One More Time with Feeling
It’s pre-rating filing season again. That means it’s time for the annual ritual of insurers trying to soften up the public and regulators for rate increases. This year, HHS is pushing back on the insurers’ narrative, releasing a report this week that showed that premium increases in the past year were much lower than you might assume if you just read the stories about the initial proposed filings. Key takeaways from the HHS report: there’s a difference between a proposed rate and a final rate (which is almost always lower); consumers can offset a rate increase by shopping for a new plan on the Marketplace; for most consumers in the Marketplace, the effect of any increase is largely blunted by the tax credits that about 85 percent of Marketplace enrollees receive to make health insurance more affordable.
Still, as they say in the mutual fund ads, past performance does not guarantee future results. A number of factors (not all of them bad, such as the stronger than expected enrollment in Employer Sponsored Insurance) are coming together in a way that could lead to larger price hikes this year.
Complicating the story this year is that premium rates will be released in the middle of a national election. While health care has not featured very prominently in the campaign so far, the stark differences on health care between the parties are likely to result in a higher profile for the issue this fall. In that context we can expect a heated battle over the significance of the premium filings as well as the appropriate response. Hillary Clinton is proposing to build on the ACA and take steps to make coverage more affordable for more Americans. Bernie Sanders is proposing to replace the ACA with a single payer plan, and both of the leading Republican candidates are proposing ACA repeal.
Of course, the repeal argument is weakened by the persistent lack of any coherent proposal of what would be put in its place. House Speaker Paul Ryan, who has taken himself out of contention for the presidential nomination has indicated the House GOP will produce a plan.
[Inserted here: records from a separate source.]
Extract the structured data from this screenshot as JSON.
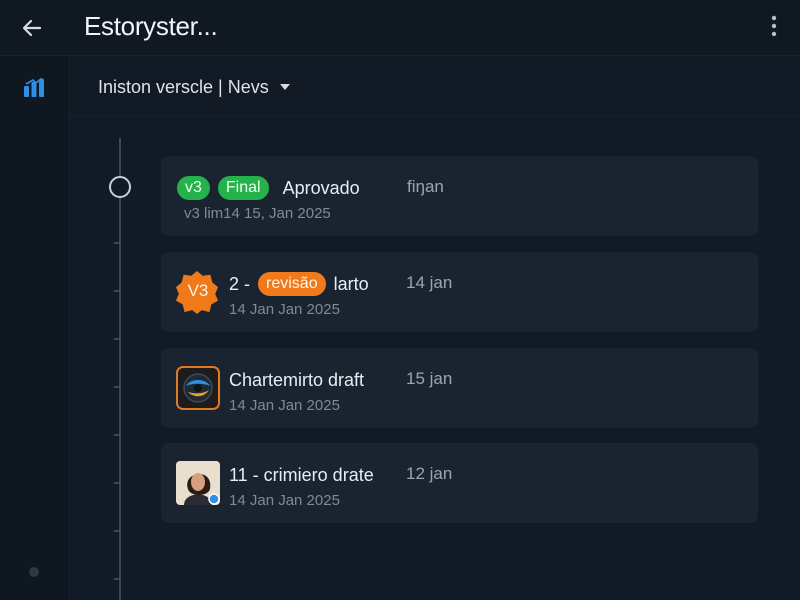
{
  "header": {
    "title": "Estoryster..."
  },
  "subheader": {
    "version_label": "Iniston verscle | Nevs"
  },
  "entries": [
    {
      "badge_v": "v3",
      "badge_status": "Final",
      "title": "Aprovado",
      "date_short": "fiŋan",
      "date_long": "v3 lim14 15, Jan 2025"
    },
    {
      "avatar_label": "V3",
      "prefix": "2 -",
      "badge_status": "revisão",
      "title": "larto",
      "date_short": "14 jan",
      "date_long": "14 Jan Jan 2025"
    },
    {
      "title": "Chartemirto draft",
      "date_short": "15 jan",
      "date_long": "14 Jan Jan 2025"
    },
    {
      "title": "11 - crimiero drate",
      "date_short": "12 jan",
      "date_long": "14 Jan Jan 2025"
    }
  ],
  "colors": {
    "background": "#111b27",
    "card": "#1a2431",
    "green": "#25b24a",
    "orange": "#f07a1a",
    "accent_blue": "#2f8ee5"
  },
  "icons": {
    "back": "arrow-left-icon",
    "menu": "more-vertical-icon",
    "rail": "stats-icon",
    "dropdown": "caret-down-icon"
  }
}
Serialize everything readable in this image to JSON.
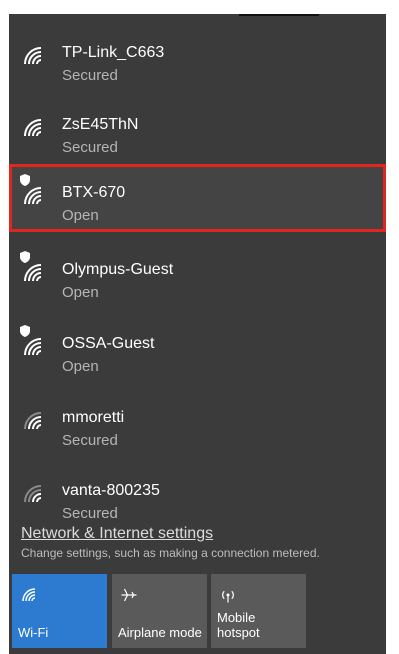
{
  "networks": [
    {
      "name": "TP-Link_C663",
      "status": "Secured",
      "shield": false
    },
    {
      "name": "ZsE45ThN",
      "status": "Secured",
      "shield": false
    },
    {
      "name": "BTX-670",
      "status": "Open",
      "shield": true,
      "selected": true
    },
    {
      "name": "Olympus-Guest",
      "status": "Open",
      "shield": true
    },
    {
      "name": "OSSA-Guest",
      "status": "Open",
      "shield": true
    },
    {
      "name": "mmoretti",
      "status": "Secured",
      "shield": false
    },
    {
      "name": "vanta-800235",
      "status": "Secured",
      "shield": false
    }
  ],
  "settings": {
    "link": "Network & Internet settings",
    "description": "Change settings, such as making a connection metered."
  },
  "tiles": {
    "wifi": {
      "label": "Wi-Fi",
      "icon": "wifi-icon",
      "active": true
    },
    "airplane": {
      "label": "Airplane mode",
      "icon": "airplane-icon"
    },
    "hotspot": {
      "label_line1": "Mobile",
      "label_line2": "hotspot",
      "icon": "hotspot-icon"
    }
  },
  "colors": {
    "panel_bg": "#3b3b3b",
    "selection_border": "#e0261e",
    "tile_active": "#2c7bd1",
    "tile_inactive": "#5a5a5a"
  }
}
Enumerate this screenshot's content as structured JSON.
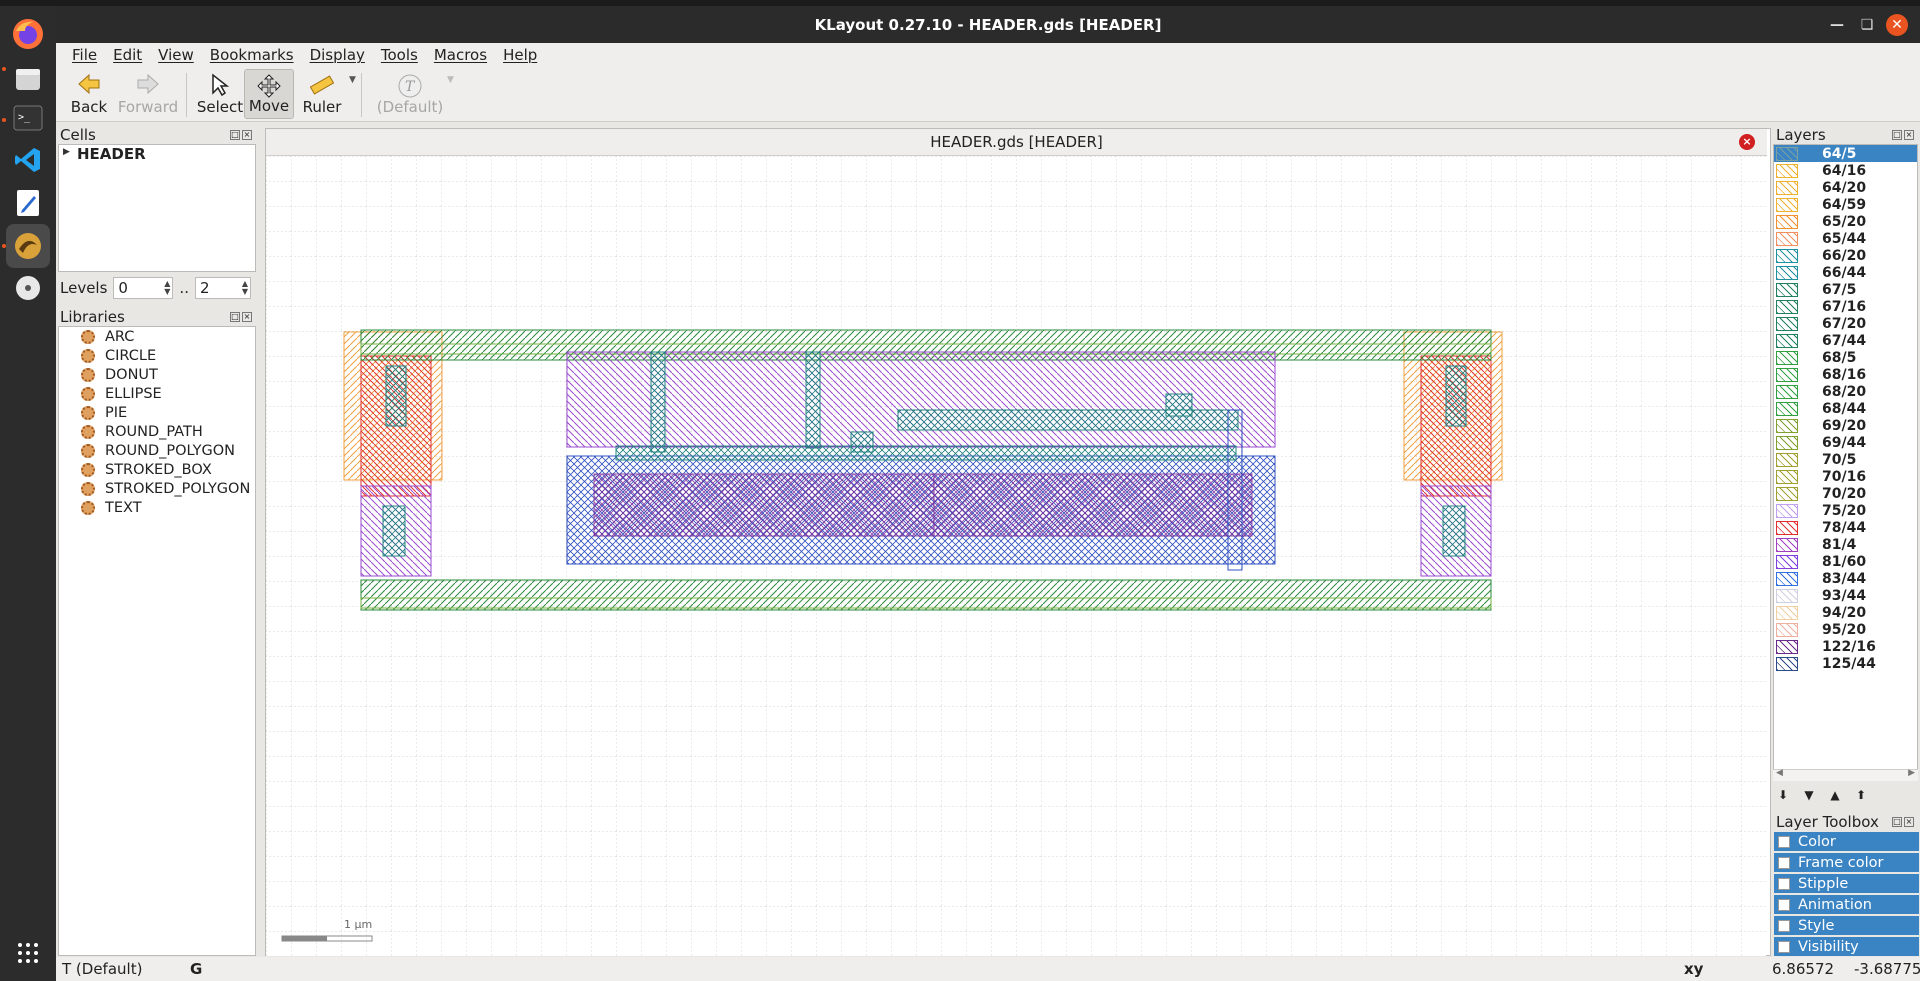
{
  "window": {
    "title": "KLayout 0.27.10 - HEADER.gds [HEADER]"
  },
  "dock": {
    "icons": [
      "firefox-icon",
      "files-icon",
      "terminal-icon",
      "vscode-icon",
      "text-editor-icon",
      "klayout-icon",
      "disc-icon",
      "app-grid-icon"
    ]
  },
  "menu": [
    "File",
    "Edit",
    "View",
    "Bookmarks",
    "Display",
    "Tools",
    "Macros",
    "Help"
  ],
  "toolbar": {
    "back": "Back",
    "forward": "Forward",
    "select": "Select",
    "move": "Move",
    "ruler": "Ruler",
    "default": "(Default)"
  },
  "cells": {
    "title": "Cells",
    "items": [
      "HEADER"
    ]
  },
  "levels": {
    "label": "Levels",
    "from": "0",
    "sep": "..",
    "to": "2"
  },
  "libraries": {
    "title": "Libraries",
    "items": [
      "ARC",
      "CIRCLE",
      "DONUT",
      "ELLIPSE",
      "PIE",
      "ROUND_PATH",
      "ROUND_POLYGON",
      "STROKED_BOX",
      "STROKED_POLYGON",
      "TEXT"
    ]
  },
  "canvas": {
    "tab_title": "HEADER.gds [HEADER]",
    "scale_label": "1 µm"
  },
  "layers": {
    "title": "Layers",
    "items": [
      {
        "name": "64/5",
        "color": "#7aa0a0",
        "selected": true
      },
      {
        "name": "64/16",
        "color": "#f0b030"
      },
      {
        "name": "64/20",
        "color": "#f0b030"
      },
      {
        "name": "64/59",
        "color": "#f0b030"
      },
      {
        "name": "65/20",
        "color": "#f09030"
      },
      {
        "name": "65/44",
        "color": "#f09060"
      },
      {
        "name": "66/20",
        "color": "#2090a0"
      },
      {
        "name": "66/44",
        "color": "#2090a0"
      },
      {
        "name": "67/5",
        "color": "#208060"
      },
      {
        "name": "67/16",
        "color": "#208060"
      },
      {
        "name": "67/20",
        "color": "#208060"
      },
      {
        "name": "67/44",
        "color": "#208060"
      },
      {
        "name": "68/5",
        "color": "#30a040"
      },
      {
        "name": "68/16",
        "color": "#30a040"
      },
      {
        "name": "68/20",
        "color": "#30a040"
      },
      {
        "name": "68/44",
        "color": "#30a040"
      },
      {
        "name": "69/20",
        "color": "#80a030"
      },
      {
        "name": "69/44",
        "color": "#80a030"
      },
      {
        "name": "70/5",
        "color": "#a0a030"
      },
      {
        "name": "70/16",
        "color": "#a0a030"
      },
      {
        "name": "70/20",
        "color": "#a0a030"
      },
      {
        "name": "75/20",
        "color": "#c0a0f0"
      },
      {
        "name": "78/44",
        "color": "#e03030"
      },
      {
        "name": "81/4",
        "color": "#a040c0"
      },
      {
        "name": "81/60",
        "color": "#8040e0"
      },
      {
        "name": "83/44",
        "color": "#3070e0"
      },
      {
        "name": "93/44",
        "color": "#d0d0e0"
      },
      {
        "name": "94/20",
        "color": "#f0d0a0"
      },
      {
        "name": "95/20",
        "color": "#f0b0a0"
      },
      {
        "name": "122/16",
        "color": "#6a2a8a"
      },
      {
        "name": "125/44",
        "color": "#2a4a8a"
      }
    ]
  },
  "layer_toolbox": {
    "title": "Layer Toolbox",
    "items": [
      "Color",
      "Frame color",
      "Stipple",
      "Animation",
      "Style",
      "Visibility"
    ]
  },
  "status": {
    "mode": "T  (Default)",
    "grid": "G",
    "coord_label": "xy",
    "x": "6.86572",
    "y": "-3.68775"
  }
}
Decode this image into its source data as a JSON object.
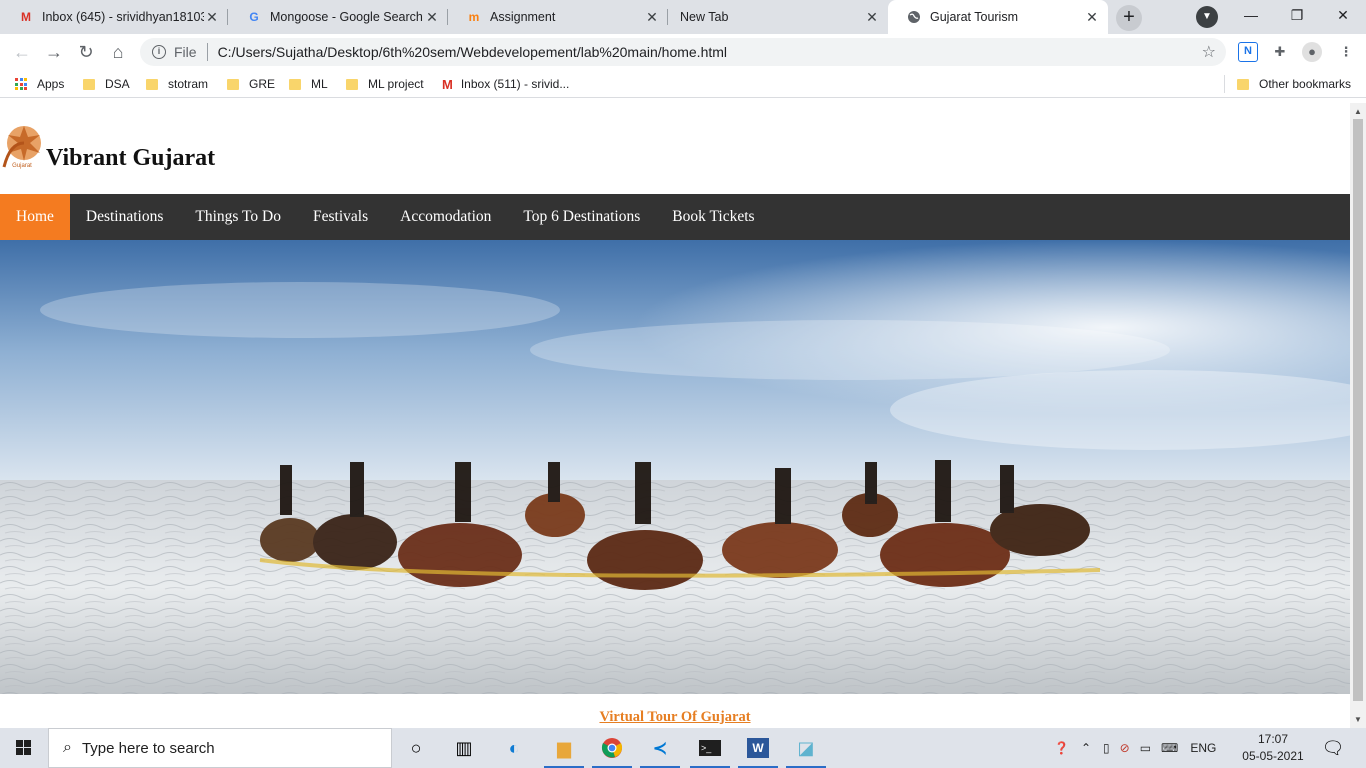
{
  "browser": {
    "tabs": [
      {
        "title": "Inbox (645) - srividhyan18103",
        "icon": "gmail-icon",
        "active": false
      },
      {
        "title": "Mongoose - Google Search",
        "icon": "google-icon",
        "active": false
      },
      {
        "title": "Assignment",
        "icon": "moodle-icon",
        "active": false
      },
      {
        "title": "New Tab",
        "icon": "",
        "active": false
      },
      {
        "title": "Gujarat Tourism",
        "icon": "globe-icon",
        "active": true
      }
    ],
    "address_scheme": "File",
    "address_url": "C:/Users/Sujatha/Desktop/6th%20sem/Webdevelopement/lab%20main/home.html",
    "bookmarks": [
      {
        "label": "Apps",
        "icon": "apps-icon"
      },
      {
        "label": "DSA",
        "icon": "folder-icon"
      },
      {
        "label": "stotram",
        "icon": "folder-icon"
      },
      {
        "label": "GRE",
        "icon": "folder-icon"
      },
      {
        "label": "ML",
        "icon": "folder-icon"
      },
      {
        "label": "ML project",
        "icon": "folder-icon"
      },
      {
        "label": "Inbox (511) - srivid...",
        "icon": "gmail-icon"
      }
    ],
    "other_bookmarks": "Other bookmarks"
  },
  "page": {
    "site_title": "Vibrant Gujarat",
    "logo_text": "Gujarat",
    "nav": [
      {
        "label": "Home",
        "active": true
      },
      {
        "label": "Destinations",
        "active": false
      },
      {
        "label": "Things To Do",
        "active": false
      },
      {
        "label": "Festivals",
        "active": false
      },
      {
        "label": "Accomodation",
        "active": false
      },
      {
        "label": "Top 6 Destinations",
        "active": false
      },
      {
        "label": "Book Tickets",
        "active": false
      }
    ],
    "hero_alt": "garba-dancers-on-white-salt-desert",
    "virtual_tour_link": "Virtual Tour Of Gujarat",
    "colors": {
      "nav_bg": "#333333",
      "nav_active": "#f47b20",
      "link": "#e67e22"
    }
  },
  "taskbar": {
    "search_placeholder": "Type here to search",
    "language": "ENG",
    "time": "17:07",
    "date": "05-05-2021"
  }
}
He has also committed to not yanking away the football when Charlie Brown goes to kick it.
The problem for Republicans working on a replacement is when they made a decision to wage a scorched-earth campaign against the ACA, it was a decision based on politics, not on policy. As result, as John McDonough points out in a recent blog, they were forced to repudiate much of their own health policy agenda and now essentially have nothing left to say.
Persistent Health Disparities: Our National Disgrace
April is minority health month, and we’ve been featuring blogs about health equity. This week the biggest story was about a new study documenting the widening life expectancy gap between the rich and the poor. But there are some other important stories as well:
While the contaminated drinking water crisis in Flint continues, the problem of lead contamination is actually widespread, causing at least some members of Congress to propose more expansive testing standards, especially in schools and daycare centers. The EPA is also working to strengthen the rules that would protect drinking water, but say that a final rule is at least a year (and a new administration) away.
And, ICYMI, a new study University of Massachusetts’ study appearing in the American Journal of Public Health shows that older African Americans are more likely to have medical debt than are older whites. The study underscores how the issues of racial, economic and health care justice are intertwined.